We often have executives share how difficult it is to get others to act as wished for.
Take Nick, senior manager in a services firm. When we met, he complained about his team. “I cannot rely on them! The reports they produce are below par! I have to correct and redo so much of their work. This is unsustainable! I’m seriously considering resigning… Who wants to work in a company with only ‘left hands’?”
Or take Andrea, executive in a large Belgian company. She complained that colleagues, asking for advice or guidance, continuously interrupted her. “At the end of the day, I have the feeling I’ve been busy all the time, yet made no progress at all! So frustrating! This new flex desk policy in our company is a true disaster… I have no time anymore to concentrate on my own work…”
Two quick questions. Would people stop interrupting Andrea if they continued receiving good answers from her? Would team members do things differently than before if they know Nick would want to change the report anyway? Of course they wouldn’t! That’s why they continued the ‘undesired behavior’. After all – they got away with it!!!
1. Clarity & consistency
Usually it helps to provide clear expectations and to be consistent. Though this might sound ‘simplistic’ and ‘insufficient’, it tends to be very effective. When colleagues know what’s expected from them, and they realize they won’t get away with not doing it, they usually end up doing the right thing…

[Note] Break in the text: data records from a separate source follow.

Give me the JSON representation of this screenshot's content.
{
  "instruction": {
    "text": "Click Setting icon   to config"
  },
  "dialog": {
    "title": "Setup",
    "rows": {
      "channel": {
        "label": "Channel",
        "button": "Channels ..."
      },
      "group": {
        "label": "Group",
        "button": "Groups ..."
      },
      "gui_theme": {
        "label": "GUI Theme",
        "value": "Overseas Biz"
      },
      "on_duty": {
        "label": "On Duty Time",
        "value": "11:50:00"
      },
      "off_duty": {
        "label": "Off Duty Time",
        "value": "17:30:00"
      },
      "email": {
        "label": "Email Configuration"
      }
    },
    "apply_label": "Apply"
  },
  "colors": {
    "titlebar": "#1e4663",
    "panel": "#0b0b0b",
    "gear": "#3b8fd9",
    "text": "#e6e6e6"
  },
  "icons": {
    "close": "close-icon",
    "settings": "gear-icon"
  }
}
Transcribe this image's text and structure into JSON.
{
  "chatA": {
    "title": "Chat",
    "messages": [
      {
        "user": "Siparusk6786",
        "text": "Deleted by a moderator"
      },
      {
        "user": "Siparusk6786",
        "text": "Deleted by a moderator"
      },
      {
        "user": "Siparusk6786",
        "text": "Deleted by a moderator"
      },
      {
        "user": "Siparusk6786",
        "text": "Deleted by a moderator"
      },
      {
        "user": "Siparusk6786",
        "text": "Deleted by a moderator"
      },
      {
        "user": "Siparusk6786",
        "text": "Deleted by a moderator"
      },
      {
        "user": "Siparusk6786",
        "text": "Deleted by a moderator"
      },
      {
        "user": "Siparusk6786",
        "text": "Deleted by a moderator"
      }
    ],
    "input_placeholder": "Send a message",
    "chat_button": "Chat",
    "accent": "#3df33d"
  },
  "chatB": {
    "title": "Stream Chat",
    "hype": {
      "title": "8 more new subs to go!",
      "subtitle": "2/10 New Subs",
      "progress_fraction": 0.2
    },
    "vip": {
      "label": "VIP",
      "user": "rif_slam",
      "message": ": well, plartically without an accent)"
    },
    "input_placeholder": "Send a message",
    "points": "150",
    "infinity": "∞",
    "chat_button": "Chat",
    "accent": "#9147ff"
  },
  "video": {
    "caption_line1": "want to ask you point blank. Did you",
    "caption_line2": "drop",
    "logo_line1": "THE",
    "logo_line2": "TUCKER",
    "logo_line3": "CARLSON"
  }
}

Andrea had too many n-2 come to her, rather than to their manager. Probably because, given her experience, she gave quicker (and better) answers. Andrea realized many of the questions could be answered by the manager. She decided to tell people to first address their questions with their own manager. Only if the manager deemed it necessary, the question would be escalated to Andrea. Andrea would be consistent. Whenever she received a question from an n-2 or n-3, she would ask « Have you checked it with your manager? If not – why don’t you check it with him first »…

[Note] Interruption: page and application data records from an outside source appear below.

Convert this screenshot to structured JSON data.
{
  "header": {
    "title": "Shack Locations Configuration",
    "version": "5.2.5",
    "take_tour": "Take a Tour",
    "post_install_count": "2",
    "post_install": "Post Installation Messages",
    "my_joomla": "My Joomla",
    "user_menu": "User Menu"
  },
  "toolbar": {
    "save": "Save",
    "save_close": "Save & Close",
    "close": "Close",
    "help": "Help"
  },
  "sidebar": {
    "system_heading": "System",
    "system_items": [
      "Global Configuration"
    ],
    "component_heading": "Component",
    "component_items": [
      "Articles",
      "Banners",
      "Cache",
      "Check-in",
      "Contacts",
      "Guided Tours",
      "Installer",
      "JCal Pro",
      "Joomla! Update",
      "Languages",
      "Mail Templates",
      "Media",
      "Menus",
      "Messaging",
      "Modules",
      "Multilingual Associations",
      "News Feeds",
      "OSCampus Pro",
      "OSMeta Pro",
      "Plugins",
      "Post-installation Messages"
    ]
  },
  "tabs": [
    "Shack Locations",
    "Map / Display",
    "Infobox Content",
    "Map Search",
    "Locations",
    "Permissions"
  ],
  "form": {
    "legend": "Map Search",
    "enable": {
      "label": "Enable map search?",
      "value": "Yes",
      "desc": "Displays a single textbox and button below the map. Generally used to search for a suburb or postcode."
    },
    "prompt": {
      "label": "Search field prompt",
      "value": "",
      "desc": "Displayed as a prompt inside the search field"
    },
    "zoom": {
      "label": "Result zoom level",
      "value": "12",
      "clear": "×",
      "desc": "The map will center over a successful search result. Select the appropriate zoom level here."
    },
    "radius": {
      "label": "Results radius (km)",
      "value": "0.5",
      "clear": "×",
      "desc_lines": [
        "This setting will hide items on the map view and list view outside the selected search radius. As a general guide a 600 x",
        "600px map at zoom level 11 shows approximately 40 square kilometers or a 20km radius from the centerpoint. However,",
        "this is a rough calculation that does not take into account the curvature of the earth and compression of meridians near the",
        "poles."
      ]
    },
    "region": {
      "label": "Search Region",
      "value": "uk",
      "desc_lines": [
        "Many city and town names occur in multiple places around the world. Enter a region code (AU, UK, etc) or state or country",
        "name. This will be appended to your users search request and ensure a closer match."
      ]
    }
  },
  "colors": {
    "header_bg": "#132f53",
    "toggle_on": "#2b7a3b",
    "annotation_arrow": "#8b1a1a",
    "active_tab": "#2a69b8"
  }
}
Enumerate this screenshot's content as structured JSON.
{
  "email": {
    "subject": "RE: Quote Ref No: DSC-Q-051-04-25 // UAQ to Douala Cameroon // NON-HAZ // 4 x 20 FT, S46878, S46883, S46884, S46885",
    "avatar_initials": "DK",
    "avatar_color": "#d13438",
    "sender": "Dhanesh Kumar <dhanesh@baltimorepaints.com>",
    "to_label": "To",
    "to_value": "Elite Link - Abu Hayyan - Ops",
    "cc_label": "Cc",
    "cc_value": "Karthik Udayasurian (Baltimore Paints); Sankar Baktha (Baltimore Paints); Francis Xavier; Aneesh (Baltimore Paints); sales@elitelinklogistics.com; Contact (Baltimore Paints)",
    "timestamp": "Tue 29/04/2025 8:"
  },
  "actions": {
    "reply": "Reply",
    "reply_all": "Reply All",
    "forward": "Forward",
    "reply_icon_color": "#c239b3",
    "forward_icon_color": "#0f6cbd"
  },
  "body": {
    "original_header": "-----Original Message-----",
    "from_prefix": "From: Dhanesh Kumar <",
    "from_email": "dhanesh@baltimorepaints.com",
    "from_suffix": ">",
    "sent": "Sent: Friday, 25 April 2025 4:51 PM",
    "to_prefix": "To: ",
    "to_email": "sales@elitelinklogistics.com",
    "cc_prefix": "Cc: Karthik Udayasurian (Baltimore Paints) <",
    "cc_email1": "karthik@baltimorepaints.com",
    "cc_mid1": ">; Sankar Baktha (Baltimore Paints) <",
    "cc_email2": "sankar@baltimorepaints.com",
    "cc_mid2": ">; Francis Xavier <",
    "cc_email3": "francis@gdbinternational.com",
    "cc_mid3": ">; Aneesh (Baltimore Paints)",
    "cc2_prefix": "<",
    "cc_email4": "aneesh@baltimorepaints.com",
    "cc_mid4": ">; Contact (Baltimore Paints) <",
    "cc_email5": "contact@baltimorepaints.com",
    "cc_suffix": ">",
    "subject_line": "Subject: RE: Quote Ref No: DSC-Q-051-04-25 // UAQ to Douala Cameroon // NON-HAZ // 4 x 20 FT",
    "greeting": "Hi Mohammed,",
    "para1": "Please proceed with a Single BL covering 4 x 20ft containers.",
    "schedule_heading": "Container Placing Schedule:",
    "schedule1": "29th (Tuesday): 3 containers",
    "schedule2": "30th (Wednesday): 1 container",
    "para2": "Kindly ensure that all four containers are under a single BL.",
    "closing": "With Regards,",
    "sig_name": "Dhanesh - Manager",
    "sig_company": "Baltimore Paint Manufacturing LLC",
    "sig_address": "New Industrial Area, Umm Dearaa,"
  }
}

For Nick it was quite similar. He had hundreds of quality concerns with the reports he received. So it was impossible to give clear expectations for everything. But he realized some quality issues were far more frequent than others. So Nick decided to already clarify his expectations on these… And be consistent. Every time these 2-3 areas were not ok, Nick would say “Oh – you see – we agreed reports had to include x or y – I see it’s not yet done. Could you adapt the report? I’ll look again once it’s done”. Consistently.

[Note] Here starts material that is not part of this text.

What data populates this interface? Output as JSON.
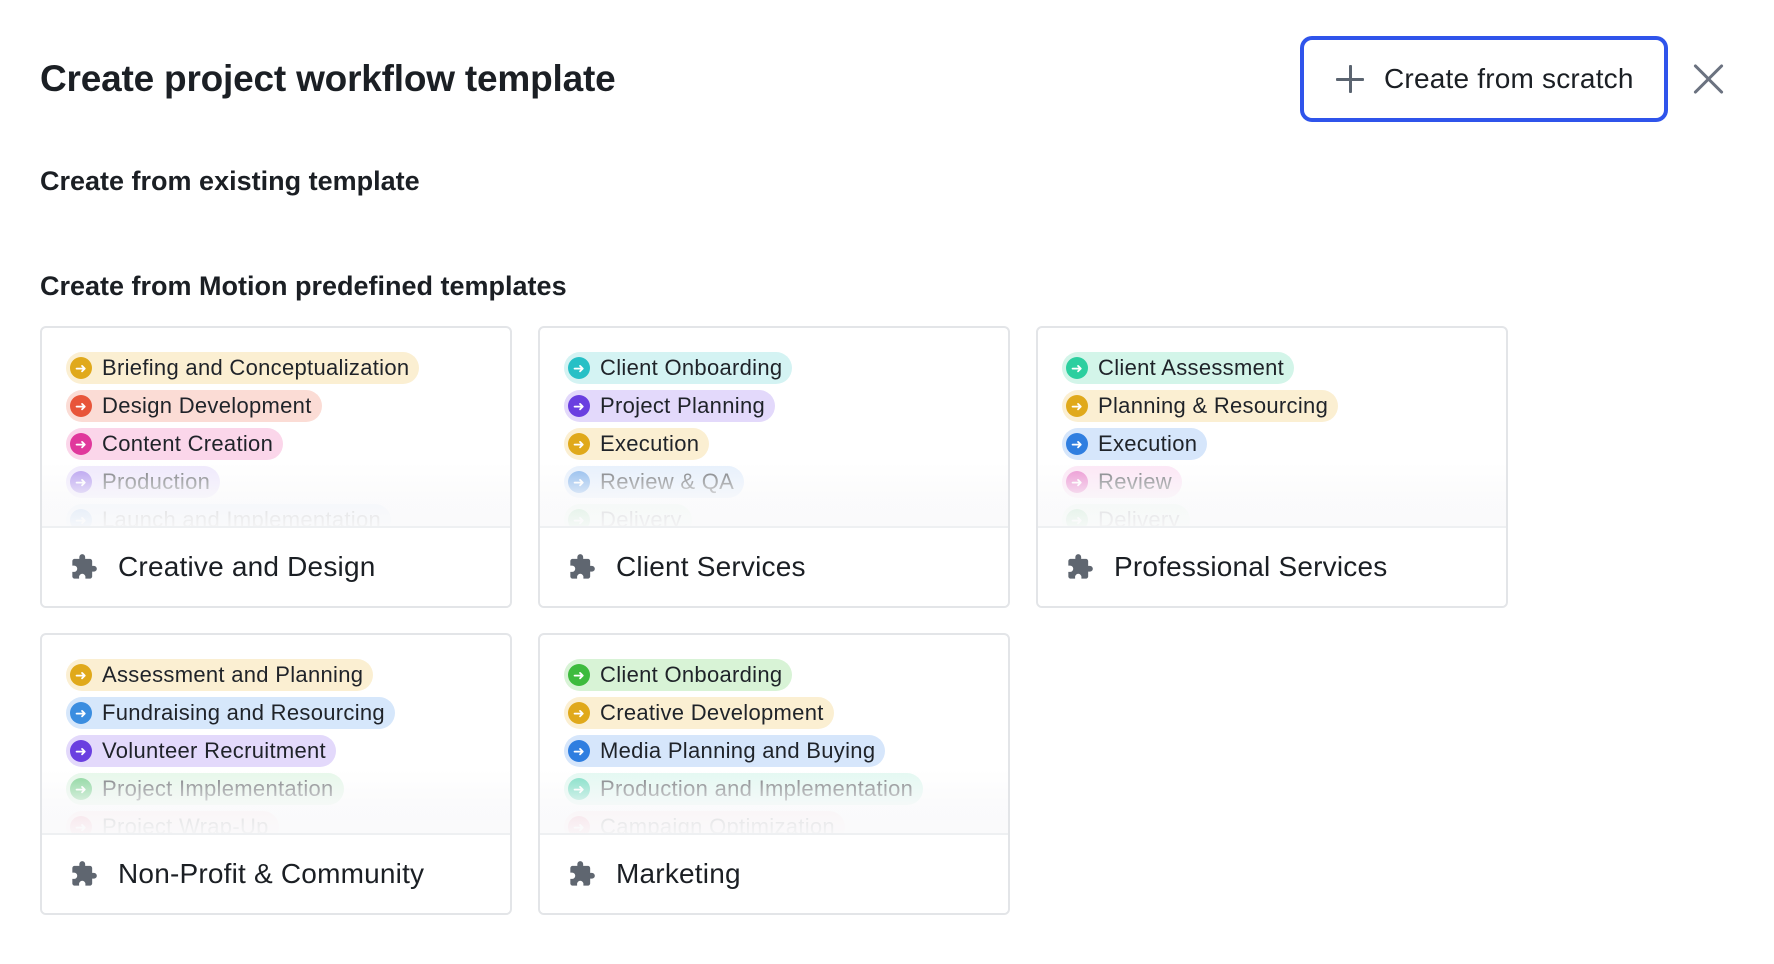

Andrea and Nick thought it would be easy to apply this ‘consequence management’. But it wasn’t…
Having to correct the reports of his team members had always been exasperating for Nick. But it had given some good vibes as well. “How good I improved this report”. “It’s much higher quality now”. “They sure need a reliable person like me in this position!”. No wonder expressing clear expectations didn’t come easy for Nick…. OF COURSE he continued to change the reports himself “it’s so much quicker if I correct it myself than if I have to ask my team member to correct it! After all, I am an efficient, productive person!”.
Being interrupted had always been frustrating for Andrea. But it had been rewarding too. Be able to help others, see their smiles, connect with them, feel proud of knowing the right answers, … These had all been small ‘victory moments’. Besides, who would feel comfortable with saying: “I don’t want to help you”? Andrea was a nice, reliable person – not? So OF COURSE she continued to allow others to interrupt her, even after she had expressed clear expectations.
For the situation to improve, Andrea and Nick had to be sufficiently motivated first. Motivated to change the status quo. Motivated to stop having those ‘small personal wins’. Motivated to accept the discomfort of not stepping in anymore. When they were truly motivated, and really DECIDED to change, they started to act. And to reap the results. Leading to more effectiveness for Andrea and Nick. But also more fulfillment for their colleagues (who now had more clarity and empowerment)…
Are there areas in your professional (or personal) life where others are not doing what you want? Why not clarify expectations and be consistent in correcting people until they apply the ‘right behavior’? But make sure to be sufficiently motivated to address the issue. Without this motivation, it won’t work. Promised.
Don’t hesitate to contact us if you want guidance in consequence management. Good luck!